Easy one to start with, search terms or search queries is what people type into Google. This is based on what the individual is looking for, be it products or services.
This is your battleplan. This is where you decide how to get your products or services to the people who are looking for them via your ads. A typical campaign will consist of three elements to ensure the people who are looking for your products see your ads.
1.Keywords-Grab a cup of coffee, sit down, relax and think about what your potential customers are typing into that search box. Put yourself in their shoes and think what search term you would use to search for your products. Easy.

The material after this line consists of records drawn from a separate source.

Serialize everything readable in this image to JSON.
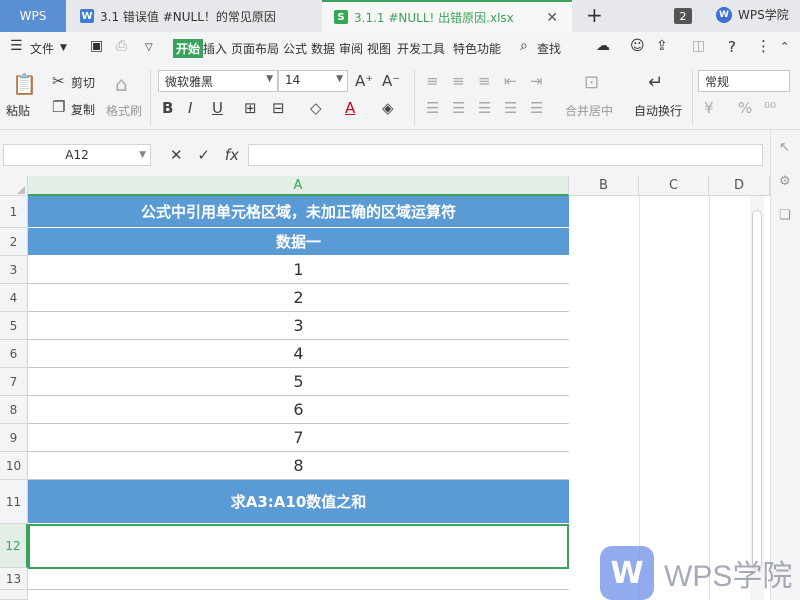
{
  "tabs": {
    "home": "WPS",
    "doc_icon": "W",
    "doc": "3.1 错误值 #NULL！的常见原因",
    "xls_icon": "S",
    "xls": "3.1.1 #NULL! 出错原因.xlsx",
    "close": "✕",
    "add": "+",
    "window_count": "2",
    "academy": "WPS学院"
  },
  "menubar": {
    "file": "文件",
    "items": [
      "开始",
      "插入",
      "页面布局",
      "公式",
      "数据",
      "审阅",
      "视图",
      "开发工具",
      "特色功能"
    ],
    "search": "查找"
  },
  "ribbon": {
    "paste": "粘贴",
    "cut": "剪切",
    "copy": "复制",
    "format_painter": "格式刷",
    "font_name": "微软雅黑",
    "font_size": "14",
    "bold": "B",
    "italic": "I",
    "underline": "U",
    "merge_center": "合并居中",
    "wrap_text": "自动换行",
    "number_format": "常规"
  },
  "formula_bar": {
    "name_box": "A12",
    "fx": "fx",
    "content": ""
  },
  "sheet": {
    "columns": [
      "A",
      "B",
      "C",
      "D"
    ],
    "rows": [
      {
        "num": "1",
        "value": "公式中引用单元格区域，未加正确的区域运算符",
        "header": true
      },
      {
        "num": "2",
        "value": "数据一",
        "header": true
      },
      {
        "num": "3",
        "value": "1"
      },
      {
        "num": "4",
        "value": "2"
      },
      {
        "num": "5",
        "value": "3"
      },
      {
        "num": "6",
        "value": "4"
      },
      {
        "num": "7",
        "value": "5"
      },
      {
        "num": "8",
        "value": "6"
      },
      {
        "num": "9",
        "value": "7"
      },
      {
        "num": "10",
        "value": "8"
      },
      {
        "num": "11",
        "value": "求A3:A10数值之和",
        "header": true
      },
      {
        "num": "12",
        "value": "",
        "selected": true
      },
      {
        "num": "13",
        "value": ""
      }
    ]
  },
  "watermark": {
    "logo": "W",
    "text": "WPS学院"
  },
  "colors": {
    "accent": "#3aa35b",
    "header_fill": "#5b9bd5"
  }
}
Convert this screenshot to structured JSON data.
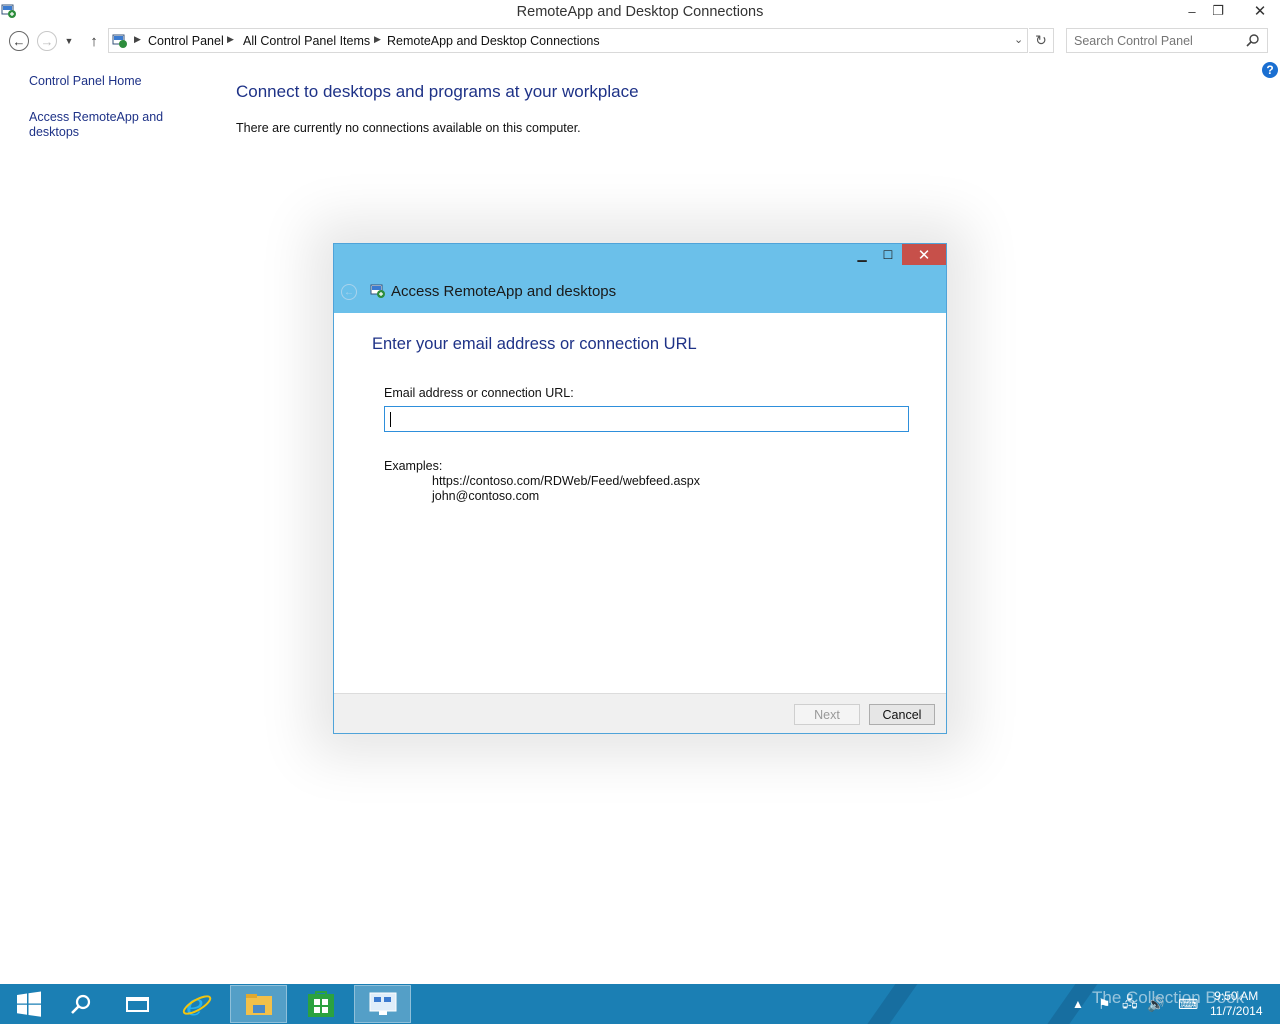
{
  "window": {
    "title": "RemoteApp and Desktop Connections",
    "minimize": "–",
    "restore": "❐",
    "close": "✕"
  },
  "nav": {
    "back_icon": "back-arrow-icon",
    "forward_icon": "forward-arrow-icon",
    "recent_icon": "chevron-down-icon",
    "up_icon": "up-arrow-icon",
    "breadcrumbs": [
      "Control Panel",
      "All Control Panel Items",
      "RemoteApp and Desktop Connections"
    ],
    "search_placeholder": "Search Control Panel"
  },
  "sidebar": {
    "items": [
      {
        "label": "Control Panel Home"
      },
      {
        "label": "Access RemoteApp and desktops"
      }
    ]
  },
  "main": {
    "heading": "Connect to desktops and programs at your workplace",
    "status": "There are currently no connections available on this computer."
  },
  "dialog": {
    "title": "Access RemoteApp and desktops",
    "heading": "Enter your email address or connection URL",
    "field_label": "Email address or connection URL:",
    "field_value": "",
    "examples_label": "Examples:",
    "examples": [
      "https://contoso.com/RDWeb/Feed/webfeed.aspx",
      "john@contoso.com"
    ],
    "next_label": "Next",
    "cancel_label": "Cancel",
    "header_color": "#6bc0ea"
  },
  "taskbar": {
    "apps": [
      "start-icon",
      "search-icon",
      "task-view-icon",
      "internet-explorer-icon",
      "file-explorer-icon",
      "store-icon",
      "remoteapp-icon"
    ],
    "clock_time": "9:50 AM",
    "clock_date": "11/7/2014",
    "watermark": "The Collection Book",
    "color": "#1b7fb4"
  }
}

2.Ads-This is where you put together your ad to rope prospective customers in. You can use a combination of image, video and text. Just remember that this ad has to describe your products or services along with how the customer is to respond to your ad (known as a Call to Action). You also need to show your key selling points. Now that is straight forward enough, but you have a limited space so you need to be pretty brief: You haven’t got a half page to get your products across like traditional marketing.
3.Targeting-This is the trigger for your ads. This involves several disciplines including, geographic area where you want your ads to appear, keywords and language to name but three.

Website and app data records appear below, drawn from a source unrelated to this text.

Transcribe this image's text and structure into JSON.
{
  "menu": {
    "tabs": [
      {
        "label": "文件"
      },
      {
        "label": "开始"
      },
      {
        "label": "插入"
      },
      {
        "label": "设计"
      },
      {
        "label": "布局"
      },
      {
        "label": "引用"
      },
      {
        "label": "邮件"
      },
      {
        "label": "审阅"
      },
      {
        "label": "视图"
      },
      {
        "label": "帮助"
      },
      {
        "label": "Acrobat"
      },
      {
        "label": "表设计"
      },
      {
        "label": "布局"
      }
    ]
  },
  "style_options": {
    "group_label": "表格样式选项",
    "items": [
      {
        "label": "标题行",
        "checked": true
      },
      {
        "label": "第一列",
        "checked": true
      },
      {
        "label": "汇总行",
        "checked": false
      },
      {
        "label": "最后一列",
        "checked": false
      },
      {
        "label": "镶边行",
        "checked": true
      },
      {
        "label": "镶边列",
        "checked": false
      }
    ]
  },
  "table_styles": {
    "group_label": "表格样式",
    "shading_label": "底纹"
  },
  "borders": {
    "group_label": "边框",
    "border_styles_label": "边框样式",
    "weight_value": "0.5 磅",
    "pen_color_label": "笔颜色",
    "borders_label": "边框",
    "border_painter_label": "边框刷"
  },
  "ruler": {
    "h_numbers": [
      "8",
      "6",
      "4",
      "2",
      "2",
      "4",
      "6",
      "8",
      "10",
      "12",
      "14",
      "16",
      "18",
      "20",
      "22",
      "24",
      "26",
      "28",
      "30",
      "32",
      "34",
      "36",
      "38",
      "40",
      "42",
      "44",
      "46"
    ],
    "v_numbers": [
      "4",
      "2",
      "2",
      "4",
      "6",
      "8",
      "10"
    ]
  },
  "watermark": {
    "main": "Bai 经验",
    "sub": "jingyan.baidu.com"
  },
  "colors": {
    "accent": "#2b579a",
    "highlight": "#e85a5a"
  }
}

This is the number of times that your ad displays. You can now understand why your ad needs to be well constructed (See 2. above). If the content gets the attention of a prospective customer, then hopefully they will click the link and go to your website.
Average Cost Per Click (CPC)
CPC defines the average revenue a publisher receives each time a user clicks an advertisement link. Average CPC is very useful as you can see how well your campaign is performing and make any appropriate adjustments.
This is most important. A landing page on your site is where the link on your ad points. When the customer clicks on the ad, he is taken to the landing page, which is relevant to the content on the ad.
Ads versus Organic Listings
If you are a first time user of AdWords, you may be a little confused regarding organic and ad results. Organic will show you results that are based on a search phrase entered into Google. These are not paid results and depending on how search engine friendly your site is dictates your position in that ranking. Ads are similar in as much as it is based on the search query, and on your ad and its criteria (see 3. Targeting). Ads on search results can appear to the left of the main body (Organic results), on top of the main body or at the bottom.
Once you get to grips with the above, you’re on the way to a successful AdWords campaign.